(Interface dataset entries)

--

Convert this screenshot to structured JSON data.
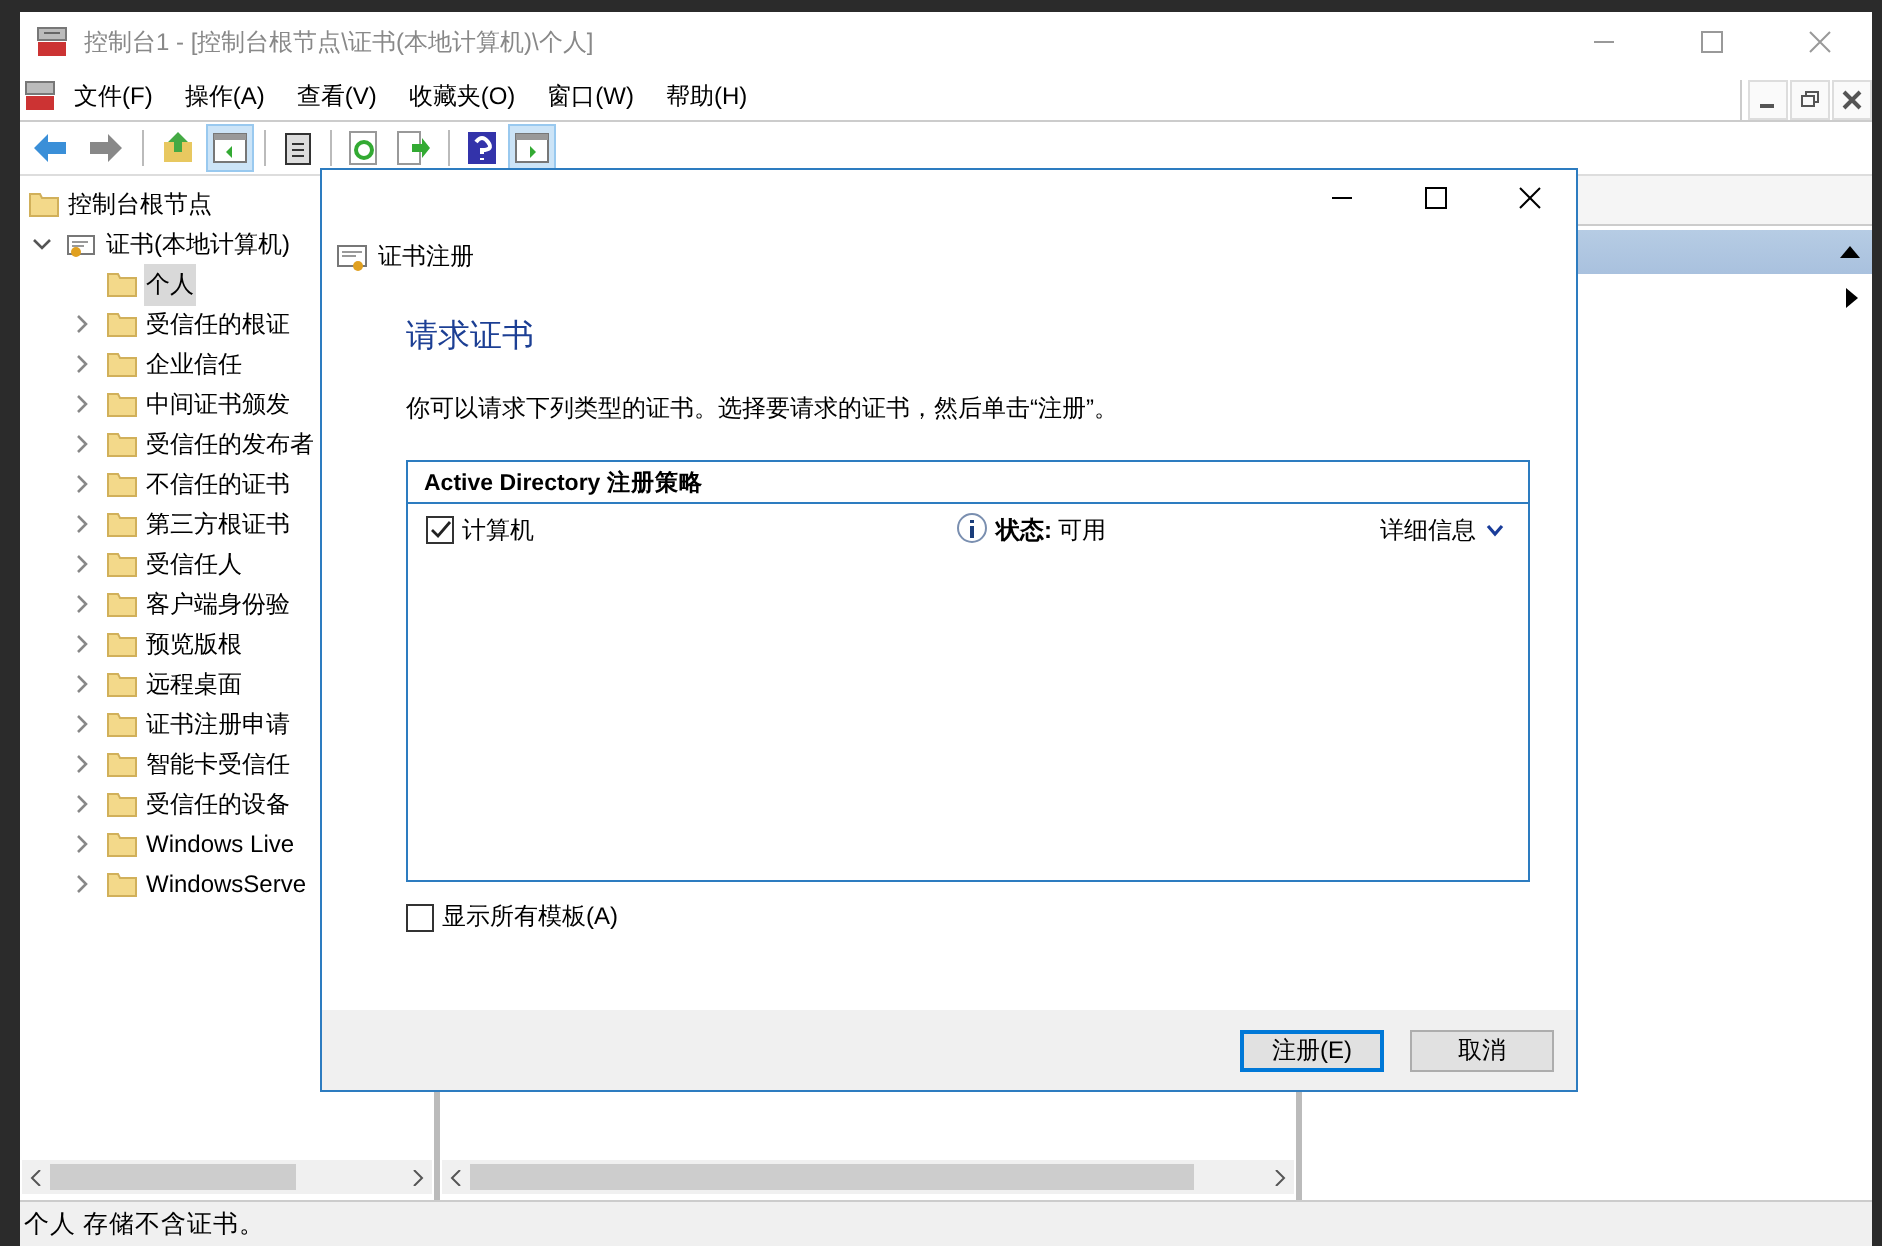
{
  "window": {
    "title": "控制台1 - [控制台根节点\\证书(本地计算机)\\个人]"
  },
  "menu": [
    "文件(F)",
    "操作(A)",
    "查看(V)",
    "收藏夹(O)",
    "窗口(W)",
    "帮助(H)"
  ],
  "toolbar": [
    {
      "kind": "back",
      "selected": false
    },
    {
      "kind": "forward",
      "selected": false
    },
    {
      "kind": "up",
      "selected": false
    },
    {
      "kind": "tree",
      "selected": true
    },
    {
      "kind": "clipboard",
      "selected": false
    },
    {
      "kind": "refresh",
      "selected": false
    },
    {
      "kind": "export",
      "selected": false
    },
    {
      "kind": "help",
      "selected": false
    },
    {
      "kind": "pane",
      "selected": true
    }
  ],
  "tree": [
    {
      "label": "控制台根节点",
      "kind": "folder",
      "selected": false,
      "children": [
        {
          "label": "证书(本地计算机)",
          "kind": "cert",
          "expanded": true,
          "selected": false,
          "children": [
            {
              "label": "个人",
              "kind": "folder",
              "selected": true
            },
            {
              "label": "受信任的根证",
              "kind": "folder",
              "expanded": false,
              "selected": false
            },
            {
              "label": "企业信任",
              "kind": "folder",
              "expanded": false,
              "selected": false
            },
            {
              "label": "中间证书颁发",
              "kind": "folder",
              "expanded": false,
              "selected": false
            },
            {
              "label": "受信任的发布者",
              "kind": "folder",
              "expanded": false,
              "selected": false
            },
            {
              "label": "不信任的证书",
              "kind": "folder",
              "expanded": false,
              "selected": false
            },
            {
              "label": "第三方根证书",
              "kind": "folder",
              "expanded": false,
              "selected": false
            },
            {
              "label": "受信任人",
              "kind": "folder",
              "expanded": false,
              "selected": false
            },
            {
              "label": "客户端身份验",
              "kind": "folder",
              "expanded": false,
              "selected": false
            },
            {
              "label": "预览版根",
              "kind": "folder",
              "expanded": false,
              "selected": false
            },
            {
              "label": "远程桌面",
              "kind": "folder",
              "expanded": false,
              "selected": false
            },
            {
              "label": "证书注册申请",
              "kind": "folder",
              "expanded": false,
              "selected": false
            },
            {
              "label": "智能卡受信任",
              "kind": "folder",
              "expanded": false,
              "selected": false
            },
            {
              "label": "受信任的设备",
              "kind": "folder",
              "expanded": false,
              "selected": false
            },
            {
              "label": "Windows Live",
              "kind": "folder",
              "expanded": false,
              "selected": false
            },
            {
              "label": "WindowsServe",
              "kind": "folder",
              "expanded": false,
              "selected": false
            }
          ]
        }
      ]
    }
  ],
  "dialog": {
    "title": "证书注册",
    "heading": "请求证书",
    "description": "你可以请求下列类型的证书。选择要请求的证书，然后单击“注册”。",
    "policy": {
      "title": "Active Directory 注册策略",
      "items": [
        {
          "label": "计算机",
          "checked": true,
          "status_label": "状态:",
          "status_value": "可用",
          "details": "详细信息"
        }
      ]
    },
    "show_all": {
      "label": "显示所有模板(A)",
      "checked": false
    },
    "buttons": [
      {
        "label": "注册(E)",
        "default": true
      },
      {
        "label": "取消",
        "default": false
      }
    ]
  },
  "status_bar": "个人 存储不含证书。"
}
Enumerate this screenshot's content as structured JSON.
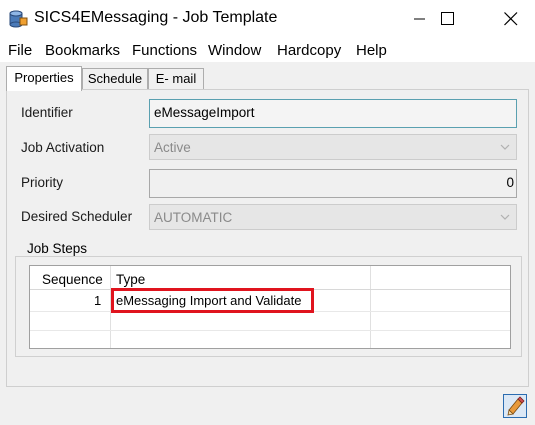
{
  "window": {
    "title": "SICS4EMessaging - Job Template"
  },
  "menu": {
    "items": [
      "File",
      "Bookmarks",
      "Functions",
      "Window",
      "Hardcopy",
      "Help"
    ]
  },
  "tabs": [
    "Properties",
    "Schedule",
    "E- mail"
  ],
  "form": {
    "identifier": {
      "label": "Identifier",
      "value": "eMessageImport"
    },
    "job_activation": {
      "label": "Job Activation",
      "value": "Active"
    },
    "priority": {
      "label": "Priority",
      "value": "0"
    },
    "desired_scheduler": {
      "label": "Desired Scheduler",
      "value": "AUTOMATIC"
    }
  },
  "job_steps": {
    "title": "Job Steps",
    "columns": [
      "Sequence",
      "Type"
    ],
    "rows": [
      {
        "sequence": "1",
        "type": "eMessaging Import and Validate"
      }
    ]
  },
  "colors": {
    "highlight": "#e0141e",
    "focus_border": "#5aa0b0"
  },
  "icons": [
    "app-database-icon",
    "minimize-icon",
    "maximize-icon",
    "close-icon",
    "chevron-down-icon",
    "edit-pencil-icon"
  ]
}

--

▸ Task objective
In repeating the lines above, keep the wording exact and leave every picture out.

▸ Task answer
Convert this screenshot to structured JSON data.
{
  "window": {
    "title": "控制台1 - [控制台根节点\\证书(本地计算机)\\个人]"
  },
  "menu": [
    "文件(F)",
    "操作(A)",
    "查看(V)",
    "收藏夹(O)",
    "窗口(W)",
    "帮助(H)"
  ],
  "toolbar": [
    {
      "kind": "back",
      "selected": false
    },
    {
      "kind": "forward",
      "selected": false
    },
    {
      "kind": "up",
      "selected": false
    },
    {
      "kind": "tree",
      "selected": true
    },
    {
      "kind": "clipboard",
      "selected": false
    },
    {
      "kind": "refresh",
      "selected": false
    },
    {
      "kind": "export",
      "selected": false
    },
    {
      "kind": "help",
      "selected": false
    },
    {
      "kind": "pane",
      "selected": true
    }
  ],
  "tree": [
    {
      "label": "控制台根节点",
      "kind": "folder",
      "selected": false,
      "children": [
        {
          "label": "证书(本地计算机)",
          "kind": "cert",
          "expanded": true,
          "selected": false,
          "children": [
            {
              "label": "个人",
              "kind": "folder",
              "selected": true
            },
            {
              "label": "受信任的根证",
              "kind": "folder",
              "expanded": false,
              "selected": false
            },
            {
              "label": "企业信任",
              "kind": "folder",
              "expanded": false,
              "selected": false
            },
            {
              "label": "中间证书颁发",
              "kind": "folder",
              "expanded": false,
              "selected": false
            },
            {
              "label": "受信任的发布者",
              "kind": "folder",
              "expanded": false,
              "selected": false
            },
            {
              "label": "不信任的证书",
              "kind": "folder",
              "expanded": false,
              "selected": false
            },
            {
              "label": "第三方根证书",
              "kind": "folder",
              "expanded": false,
              "selected": false
            },
            {
              "label": "受信任人",
              "kind": "folder",
              "expanded": false,
              "selected": false
            },
            {
              "label": "客户端身份验",
              "kind": "folder",
              "expanded": false,
              "selected": false
            },
            {
              "label": "预览版根",
              "kind": "folder",
              "expanded": false,
              "selected": false
            },
            {
              "label": "远程桌面",
              "kind": "folder",
              "expanded": false,
              "selected": false
            },
            {
              "label": "证书注册申请",
              "kind": "folder",
              "expanded": false,
              "selected": false
            },
            {
              "label": "智能卡受信任",
              "kind": "folder",
              "expanded": false,
              "selected": false
            },
            {
              "label": "受信任的设备",
              "kind": "folder",
              "expanded": false,
              "selected": false
            },
            {
              "label": "Windows Live",
              "kind": "folder",
              "expanded": false,
              "selected": false
            },
            {
              "label": "WindowsServe",
              "kind": "folder",
              "expanded": false,
              "selected": false
            }
          ]
        }
      ]
    }
  ],
  "dialog": {
    "title": "证书注册",
    "heading": "请求证书",
    "description": "你可以请求下列类型的证书。选择要请求的证书，然后单击“注册”。",
    "policy": {
      "title": "Active Directory 注册策略",
      "items": [
        {
          "label": "计算机",
          "checked": true,
          "status_label": "状态:",
          "status_value": "可用",
          "details": "详细信息"
        }
      ]
    },
    "show_all": {
      "label": "显示所有模板(A)",
      "checked": false
    },
    "buttons": [
      {
        "label": "注册(E)",
        "default": true
      },
      {
        "label": "取消",
        "default": false
      }
    ]
  },
  "status_bar": "个人 存储不含证书。"
}
Enumerate this screenshot's content as structured JSON.
{
  "window": {
    "title": "SICS4EMessaging - Job Template"
  },
  "menu": {
    "items": [
      "File",
      "Bookmarks",
      "Functions",
      "Window",
      "Hardcopy",
      "Help"
    ]
  },
  "tabs": [
    "Properties",
    "Schedule",
    "E- mail"
  ],
  "form": {
    "identifier": {
      "label": "Identifier",
      "value": "eMessageImport"
    },
    "job_activation": {
      "label": "Job Activation",
      "value": "Active"
    },
    "priority": {
      "label": "Priority",
      "value": "0"
    },
    "desired_scheduler": {
      "label": "Desired Scheduler",
      "value": "AUTOMATIC"
    }
  },
  "job_steps": {
    "title": "Job Steps",
    "columns": [
      "Sequence",
      "Type"
    ],
    "rows": [
      {
        "sequence": "1",
        "type": "eMessaging Import and Validate"
      }
    ]
  },
  "colors": {
    "highlight": "#e0141e",
    "focus_border": "#5aa0b0"
  },
  "icons": [
    "app-database-icon",
    "minimize-icon",
    "maximize-icon",
    "close-icon",
    "chevron-down-icon",
    "edit-pencil-icon"
  ]
}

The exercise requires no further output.